Another study, presented last month at the Radiological Society of North America conference, looked at the brains of teens who fell into the category of smartphone or internet addiction. The authors found some differences in the chemistry of the reward circuits of the brain, particularly in the ratio of the neurotransmitter GABA to other neurotransmitters. Interestingly, when the teens went through cognitive behaviour therapy (CBT) for their addiction, their brain chemistry changed and looked more like non-addicted controls.
Earlier studies have also looked at activity in the addiction circuits of the teenage brain when they’re actually interacting with social media. It found that cells in one of these areas, the nucleus accumbens, were activated when participants viewed Instagram pictures with more “likes.”
In Australia, according to studies, 88% of people have a smartphone. This makes Australia one of the foremost adopters of smartphones in the world. While there are detriments to smartphone ownership, there are also undeniable benefits. Staying connected to business and personal and social matters aside, smartphones and their ready access to the internet and social media have advanced causes across the world beyond traditional press, bringing a spotlight onto issues such as Black Lives Matter and the Hong Kong protests. Regardless, smartphone usage will only keep rising across the world, and as such, brands need to increasingly understand mobile-first marketing strategies.

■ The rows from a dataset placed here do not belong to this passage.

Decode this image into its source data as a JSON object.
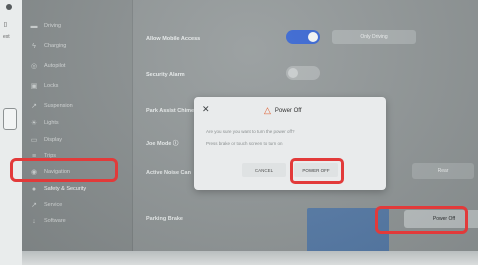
{
  "bezel": {
    "label_top": "[]",
    "label_mid": "ext"
  },
  "sidebar": {
    "items": [
      {
        "icon": "car-icon",
        "glyph": "▬",
        "label": "Driving"
      },
      {
        "icon": "charging-icon",
        "glyph": "ϟ",
        "label": "Charging"
      },
      {
        "icon": "autopilot-icon",
        "glyph": "◎",
        "label": "Autopilot"
      },
      {
        "icon": "locks-icon",
        "glyph": "▣",
        "label": "Locks"
      },
      {
        "icon": "suspension-icon",
        "glyph": "↗",
        "label": "Suspension"
      },
      {
        "icon": "lights-icon",
        "glyph": "☀",
        "label": "Lights"
      },
      {
        "icon": "display-icon",
        "glyph": "▭",
        "label": "Display"
      },
      {
        "icon": "trips-icon",
        "glyph": "≡",
        "label": "Trips"
      },
      {
        "icon": "navigation-icon",
        "glyph": "◉",
        "label": "Navigation"
      },
      {
        "icon": "safety-icon",
        "glyph": "●",
        "label": "Safety & Security"
      },
      {
        "icon": "service-icon",
        "glyph": "↗",
        "label": "Service"
      },
      {
        "icon": "software-icon",
        "glyph": "↓",
        "label": "Software"
      }
    ]
  },
  "settings": {
    "allow_mobile_access": "Allow Mobile Access",
    "security_alarm": "Security Alarm",
    "park_assist_chimes": "Park Assist Chimes",
    "joe_mode": "Joe Mode ⓘ",
    "active_noise_cancel": "Active Noise Can",
    "parking_brake": "Parking Brake",
    "only_driving": "Only Driving",
    "right_option": "Rear",
    "power_off_button": "Power Off"
  },
  "dialog": {
    "close": "✕",
    "title": "Power Off",
    "line1": "Are you sure you want to turn the power off?",
    "line2": "Press brake or touch screen to turn on",
    "cancel": "CANCEL",
    "confirm": "POWER OFF"
  },
  "colors": {
    "callout": "#e23a3a",
    "toggle_on": "#2f5fd0"
  }
}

About Mobile First Marketing
Recently, I tried to book tickets for a chicken event in Melbourne. The desktop website worked, but the mobile website only loaded to a single image, with no booking for. To book on my phone on the go, I had to try requesting the Desktop site, and in the end, it was just too hard. The first lesson for people looking at mobile-first marketing therefore, in our opinion, is to have a mobile-first website. This means that at the very least, the website should function on a phone. Preferably, however, it should also be designed with mobile in mind, responsive to various resolution settings so it can look good across devices. This is the most basic part of any digital strategy — even if you don’t necessarily want a mobile-first marketing campaign strategy, your website should be accessible even if someone is using a phone or a tablet.
The second part of a mobile-first marketing strategy is the bit that most people are familiar with: ads on websites and ads run across social media, among other things. These ads would be built to be seen over a mobile phone, and as such should connect to a landing page / result that is mobile-friendly. The ad or piece of media itself should be easily accessible for phone users: in other words, more image-heavy, with an obvious call-to-action, maybe with contextual targeting (geolocations, messaging etc), with a view toward how your audience would handle the strategy.

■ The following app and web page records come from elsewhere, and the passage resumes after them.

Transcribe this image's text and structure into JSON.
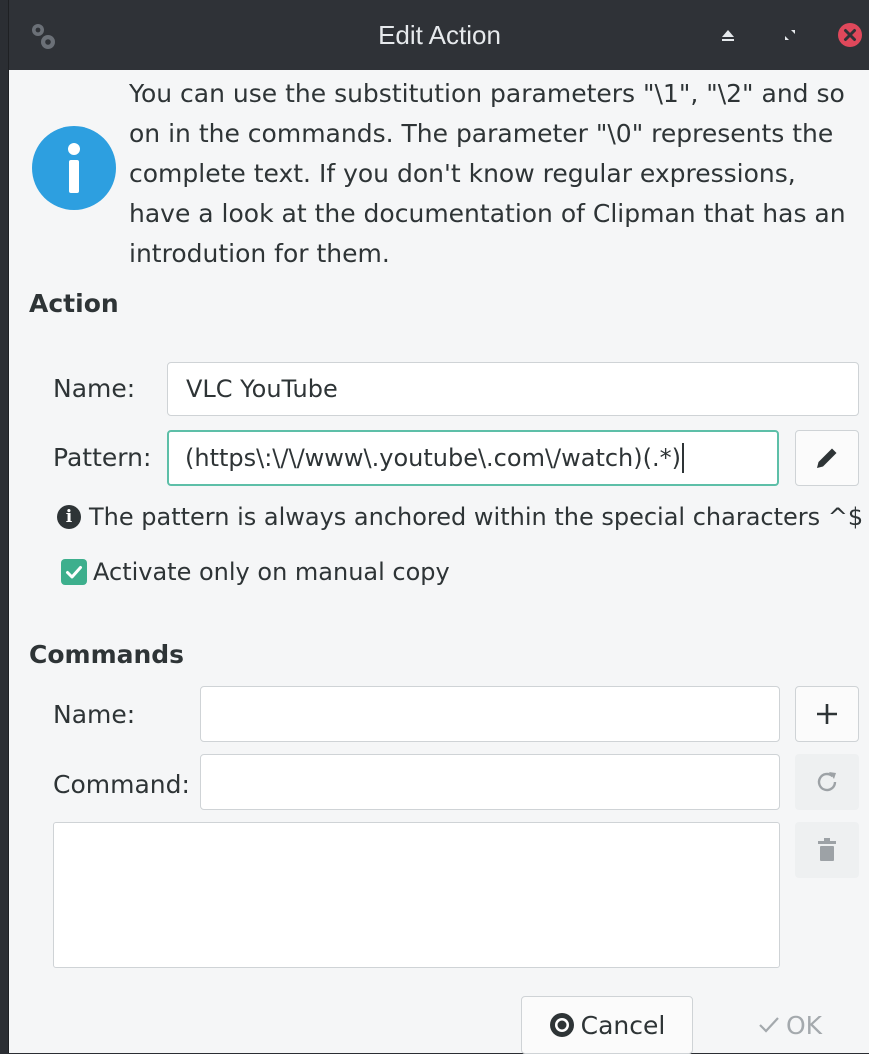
{
  "window": {
    "title": "Edit Action"
  },
  "info": {
    "text": "You can use the substitution parameters \"\\1\", \"\\2\" and so on in the commands. The parameter \"\\0\" represents the complete text. If you don't know regular expressions, have a look at the documentation of Clipman that has an introdution for them."
  },
  "action": {
    "section_title": "Action",
    "name_label": "Name:",
    "name_value": "VLC YouTube",
    "pattern_label": "Pattern:",
    "pattern_value": "(https\\:\\/\\/www\\.youtube\\.com\\/watch)(.*)",
    "hint_text": "The pattern is always anchored within the special characters ^$",
    "checkbox_label": "Activate only on manual copy",
    "checkbox_checked": true
  },
  "commands": {
    "section_title": "Commands",
    "name_label": "Name:",
    "name_value": "",
    "command_label": "Command:",
    "command_value": ""
  },
  "buttons": {
    "cancel_label": "Cancel",
    "ok_label": "OK"
  },
  "icons": {
    "app": "settings-gears-icon",
    "shade": "shade-icon",
    "maximize": "maximize-icon",
    "close": "close-icon",
    "info": "info-icon",
    "edit": "pencil-icon",
    "add": "plus-icon",
    "refresh": "refresh-icon",
    "delete": "trash-icon"
  },
  "colors": {
    "accent": "#3daf8d",
    "info_blue": "#2d9fe0",
    "close_red": "#e0485b",
    "titlebar": "#2f3237"
  }
}
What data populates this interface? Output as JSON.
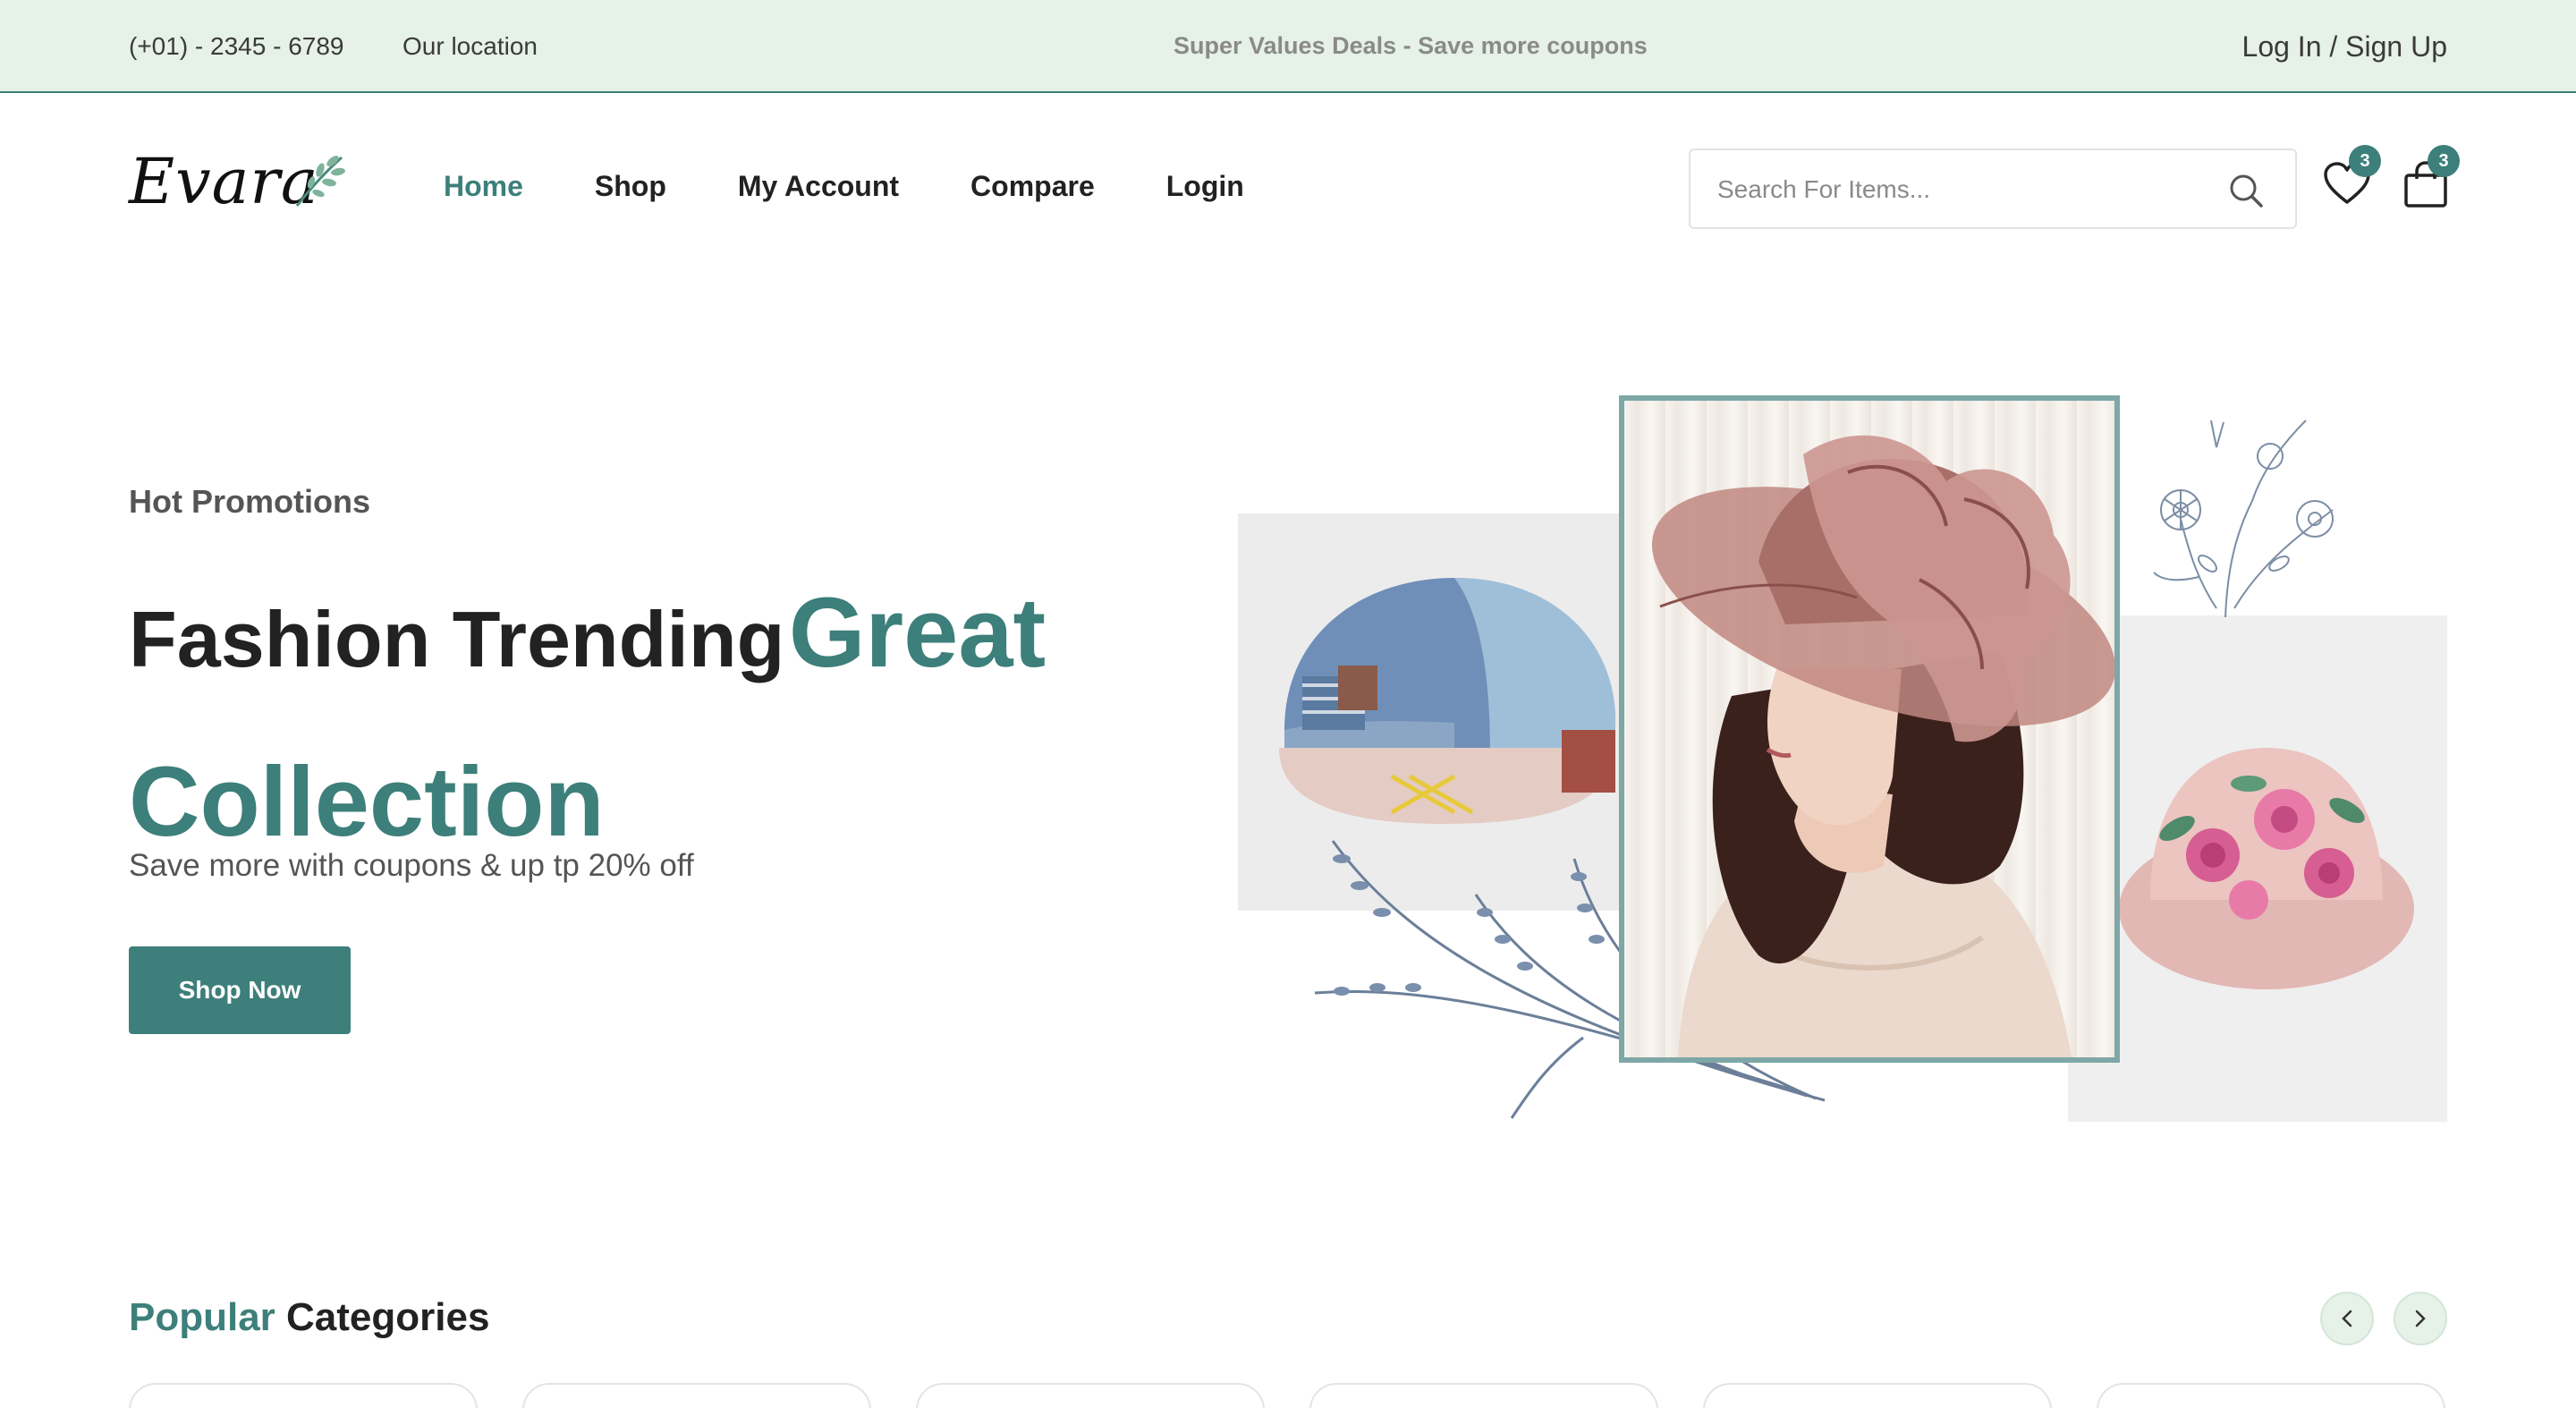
{
  "topbar": {
    "phone": "(+01) - 2345 - 6789",
    "location": "Our location",
    "deals": "Super Values Deals - Save more coupons",
    "login": "Log In / Sign Up"
  },
  "header": {
    "logo_text": "Evara",
    "nav": [
      "Home",
      "Shop",
      "My Account",
      "Compare",
      "Login"
    ],
    "active_nav": "Home",
    "search_placeholder": "Search For Items...",
    "wishlist_count": "3",
    "cart_count": "3"
  },
  "hero": {
    "eyebrow": "Hot Promotions",
    "title_dark": "Fashion Trending",
    "title_accent_1": "Great",
    "title_accent_2": "Collection",
    "subtitle": "Save more with coupons & up tp 20% off",
    "button": "Shop Now"
  },
  "categories": {
    "title_accent": "Popular",
    "title_dark": "Categories"
  },
  "colors": {
    "accent": "#3d7f7a",
    "topbar_bg": "#e6f1e8"
  },
  "icons": [
    "search-icon",
    "heart-icon",
    "shopping-bag-icon",
    "chevron-left-icon",
    "chevron-right-icon"
  ]
}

Some things to keep in mind about mobile-first marketing strategies:
- Research. You need information about your audience before being able to come up with a good strategy. Does your audience use phones often? What kind of apps or sites do they tend to visit? Do they buy your product on the phone? Find out.
- Video. You might have seen the hilarious bit of news this week about how Facebook had to pay a slap-on-the-wrist fine for inflating its video views. That being said, it’s still good to have video / gif-based content on the mobile. Make sure it’s still understandable without audio.

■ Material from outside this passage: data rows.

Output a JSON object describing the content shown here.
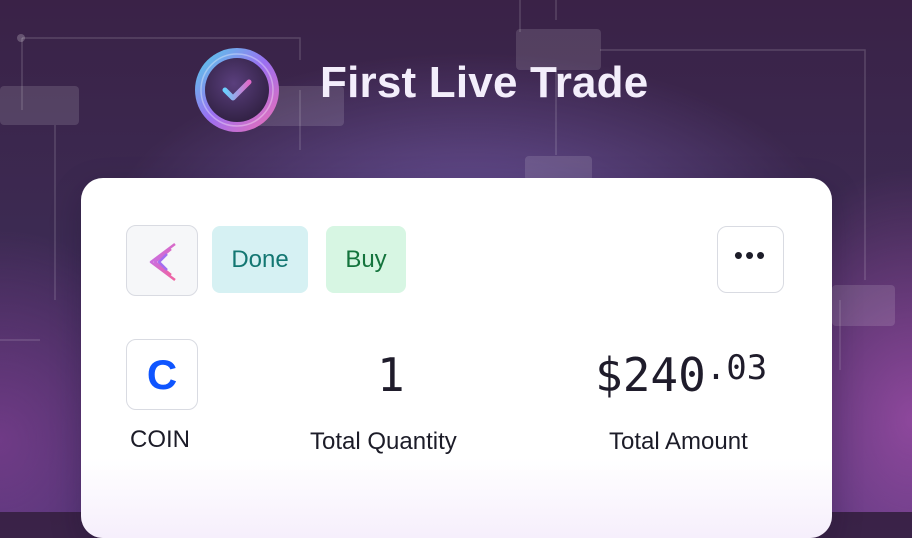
{
  "header": {
    "title": "First Live Trade",
    "logo_icon": "check-circle-icon"
  },
  "card": {
    "app_icon": "broker-chevron-logo-icon",
    "status_badge": "Done",
    "side_badge": "Buy",
    "more_button_icon": "more-horizontal-icon",
    "more_button_glyph": "•••",
    "ticker": {
      "icon": "coinbase-logo-icon",
      "glyph": "C",
      "symbol": "COIN"
    },
    "quantity": {
      "value": "1",
      "label": "Total Quantity"
    },
    "amount": {
      "value_main": "$240",
      "value_cents": ".03",
      "label": "Total Amount"
    }
  },
  "colors": {
    "accent_blue": "#0f55ff",
    "done_bg": "#d6f1f3",
    "done_text": "#137772",
    "buy_bg": "#d7f6e3",
    "buy_text": "#14743d"
  }
}
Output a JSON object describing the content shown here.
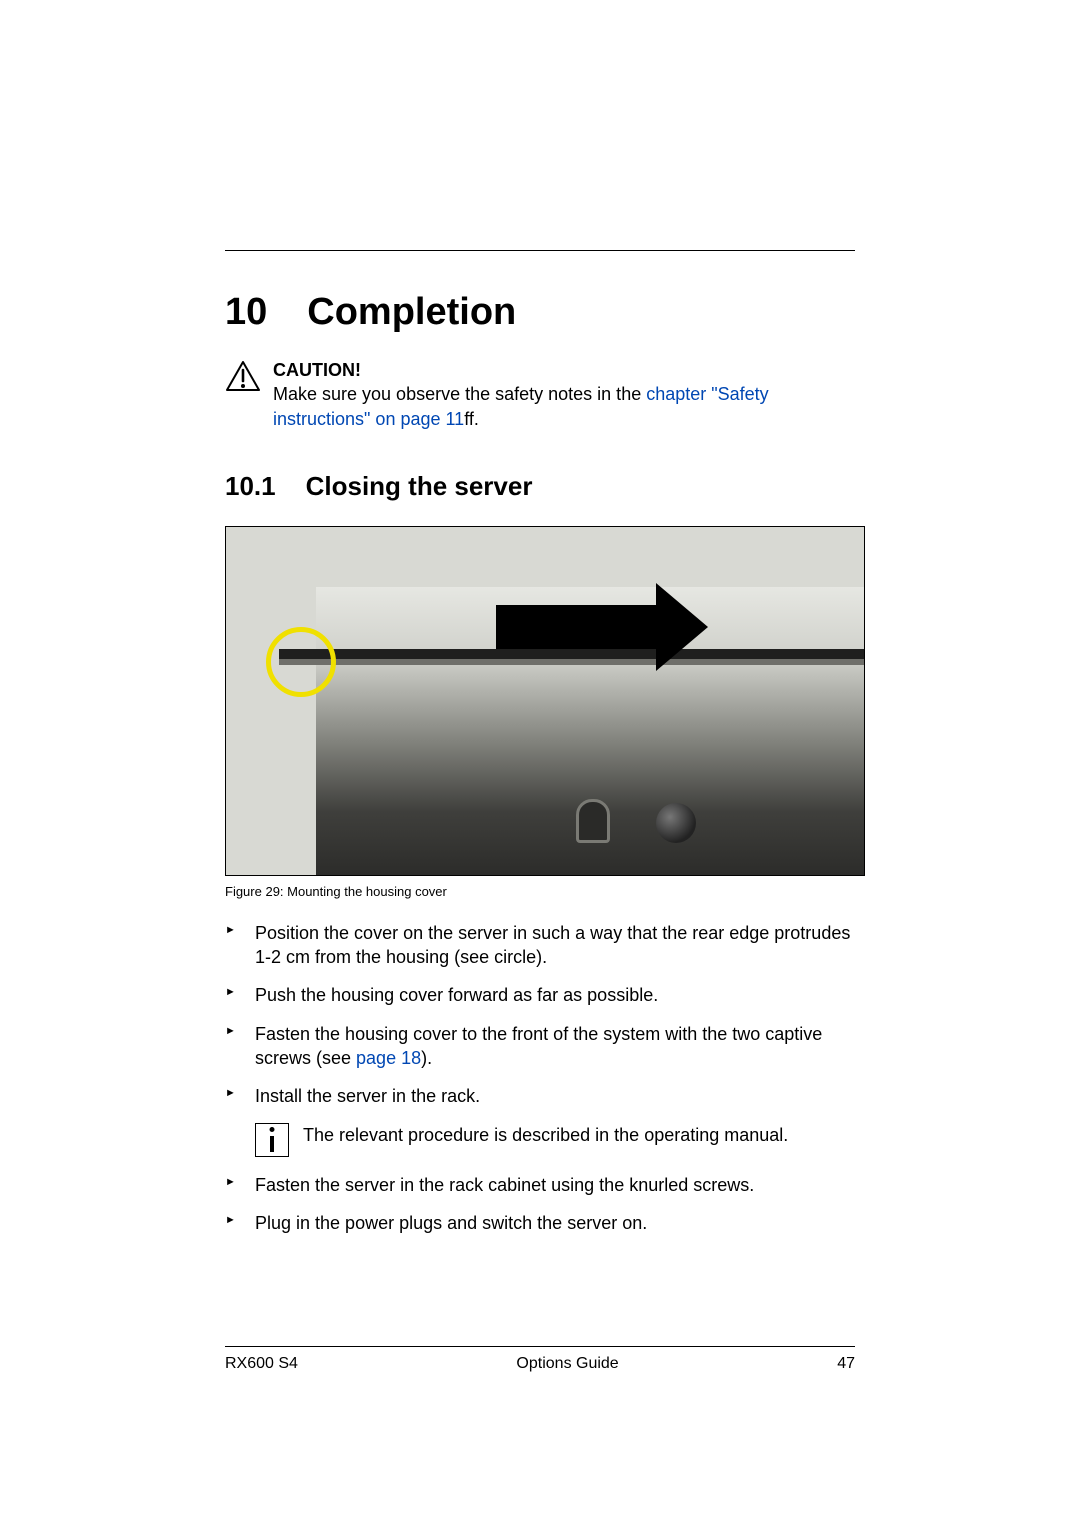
{
  "chapter": {
    "number": "10",
    "title": "Completion"
  },
  "caution": {
    "title": "CAUTION!",
    "text_before_link": "Make sure you observe the safety notes in the ",
    "link_text": "chapter \"Safety instructions\" on page 11",
    "text_after_link": "ff."
  },
  "section": {
    "number": "10.1",
    "title": "Closing the server"
  },
  "figure": {
    "caption": "Figure 29: Mounting the housing cover"
  },
  "steps": [
    {
      "text": "Position the cover on the server in such a way that the rear edge protrudes 1-2 cm from the housing (see circle)."
    },
    {
      "text": "Push the housing cover forward as far as possible."
    },
    {
      "text_before_link": "Fasten the housing cover to the front of the system with the two captive screws (see ",
      "link_text": "page 18",
      "text_after_link": ")."
    },
    {
      "text": "Install the server in the rack."
    }
  ],
  "info": {
    "text": "The relevant procedure is described in the operating manual."
  },
  "steps_after_info": [
    {
      "text": "Fasten the server in the rack cabinet using the knurled screws."
    },
    {
      "text": "Plug in the power plugs and switch the server on."
    }
  ],
  "footer": {
    "left": "RX600 S4",
    "center": "Options Guide",
    "right": "47"
  }
}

- Social Media is King. If your mobile-first marketing strategy isn’t pivoting off social media platforms, you’re wasting your time. Depending on your product and your audience, you might have to consider running content off Facebook, Pinterest, or even Tiktok.
- Do you really need an app? App installs can be a tough sell to anyone, even the most tech-savvy. We’ve got an article on that. To make your strategy the most accessible, we’d recommend websites or messaging instead of trying to get your audience to install an app. The app graveyard is growing.
- Retargeting. Even if your audience moves off that shiny piece of content you made for them, you can try attracting their attention again with retargeting.
Want to chat? Need to know more? Get in touch.